What needs to be done | Extract every line below, verbatim.

(Web page and app entries)
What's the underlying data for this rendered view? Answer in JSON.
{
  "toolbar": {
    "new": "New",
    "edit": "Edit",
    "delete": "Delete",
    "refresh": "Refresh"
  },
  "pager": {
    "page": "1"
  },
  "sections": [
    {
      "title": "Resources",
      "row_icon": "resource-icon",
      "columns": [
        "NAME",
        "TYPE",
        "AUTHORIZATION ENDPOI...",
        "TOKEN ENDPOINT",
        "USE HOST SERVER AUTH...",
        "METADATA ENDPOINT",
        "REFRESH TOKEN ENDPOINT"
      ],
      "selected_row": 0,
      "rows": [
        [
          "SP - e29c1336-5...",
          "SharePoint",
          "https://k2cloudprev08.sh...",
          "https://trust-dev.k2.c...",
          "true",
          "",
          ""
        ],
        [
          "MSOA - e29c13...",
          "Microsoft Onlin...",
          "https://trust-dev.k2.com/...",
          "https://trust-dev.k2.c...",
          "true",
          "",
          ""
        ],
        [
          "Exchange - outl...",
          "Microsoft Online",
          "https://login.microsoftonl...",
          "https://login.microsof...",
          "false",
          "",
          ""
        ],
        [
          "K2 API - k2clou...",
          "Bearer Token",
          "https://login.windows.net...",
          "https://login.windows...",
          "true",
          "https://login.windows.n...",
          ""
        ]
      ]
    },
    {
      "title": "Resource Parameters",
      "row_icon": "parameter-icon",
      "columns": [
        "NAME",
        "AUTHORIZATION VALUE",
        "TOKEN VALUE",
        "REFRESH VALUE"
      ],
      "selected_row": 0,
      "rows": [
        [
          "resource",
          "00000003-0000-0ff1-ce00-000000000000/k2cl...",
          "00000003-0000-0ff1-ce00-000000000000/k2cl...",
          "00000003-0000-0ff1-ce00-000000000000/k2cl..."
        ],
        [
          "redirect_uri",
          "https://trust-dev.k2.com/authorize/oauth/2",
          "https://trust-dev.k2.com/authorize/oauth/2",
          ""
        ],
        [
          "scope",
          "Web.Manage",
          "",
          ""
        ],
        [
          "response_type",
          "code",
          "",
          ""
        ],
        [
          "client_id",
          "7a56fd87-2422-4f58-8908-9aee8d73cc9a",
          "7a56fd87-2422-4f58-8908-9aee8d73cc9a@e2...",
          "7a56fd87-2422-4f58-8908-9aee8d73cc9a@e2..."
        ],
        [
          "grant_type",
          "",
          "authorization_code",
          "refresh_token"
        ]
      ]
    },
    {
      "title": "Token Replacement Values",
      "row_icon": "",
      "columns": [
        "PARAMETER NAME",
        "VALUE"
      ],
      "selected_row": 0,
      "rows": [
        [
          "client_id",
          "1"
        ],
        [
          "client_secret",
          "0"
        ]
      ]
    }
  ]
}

Task result |
What's the underlying data for this rendered view? Answer in JSON.
{
  "toolbar": {
    "new": "New",
    "edit": "Edit",
    "delete": "Delete",
    "refresh": "Refresh"
  },
  "pager": {
    "page": "1"
  },
  "sections": [
    {
      "title": "Resources",
      "row_icon": "resource-icon",
      "columns": [
        "NAME",
        "TYPE",
        "AUTHORIZATION ENDPOI...",
        "TOKEN ENDPOINT",
        "USE HOST SERVER AUTH...",
        "METADATA ENDPOINT",
        "REFRESH TOKEN ENDPOINT"
      ],
      "selected_row": 0,
      "rows": [
        [
          "SP - e29c1336-5...",
          "SharePoint",
          "https://k2cloudprev08.sh...",
          "https://trust-dev.k2.c...",
          "true",
          "",
          ""
        ],
        [
          "MSOA - e29c13...",
          "Microsoft Onlin...",
          "https://trust-dev.k2.com/...",
          "https://trust-dev.k2.c...",
          "true",
          "",
          ""
        ],
        [
          "Exchange - outl...",
          "Microsoft Online",
          "https://login.microsoftonl...",
          "https://login.microsof...",
          "false",
          "",
          ""
        ],
        [
          "K2 API - k2clou...",
          "Bearer Token",
          "https://login.windows.net...",
          "https://login.windows...",
          "true",
          "https://login.windows.n...",
          ""
        ]
      ]
    },
    {
      "title": "Resource Parameters",
      "row_icon": "parameter-icon",
      "columns": [
        "NAME",
        "AUTHORIZATION VALUE",
        "TOKEN VALUE",
        "REFRESH VALUE"
      ],
      "selected_row": 0,
      "rows": [
        [
          "resource",
          "00000003-0000-0ff1-ce00-000000000000/k2cl...",
          "00000003-0000-0ff1-ce00-000000000000/k2cl...",
          "00000003-0000-0ff1-ce00-000000000000/k2cl..."
        ],
        [
          "redirect_uri",
          "https://trust-dev.k2.com/authorize/oauth/2",
          "https://trust-dev.k2.com/authorize/oauth/2",
          ""
        ],
        [
          "scope",
          "Web.Manage",
          "",
          ""
        ],
        [
          "response_type",
          "code",
          "",
          ""
        ],
        [
          "client_id",
          "7a56fd87-2422-4f58-8908-9aee8d73cc9a",
          "7a56fd87-2422-4f58-8908-9aee8d73cc9a@e2...",
          "7a56fd87-2422-4f58-8908-9aee8d73cc9a@e2..."
        ],
        [
          "grant_type",
          "",
          "authorization_code",
          "refresh_token"
        ]
      ]
    },
    {
      "title": "Token Replacement Values",
      "row_icon": "",
      "columns": [
        "PARAMETER NAME",
        "VALUE"
      ],
      "selected_row": 0,
      "rows": [
        [
          "client_id",
          "1"
        ],
        [
          "client_secret",
          "0"
        ]
      ]
    }
  ]
}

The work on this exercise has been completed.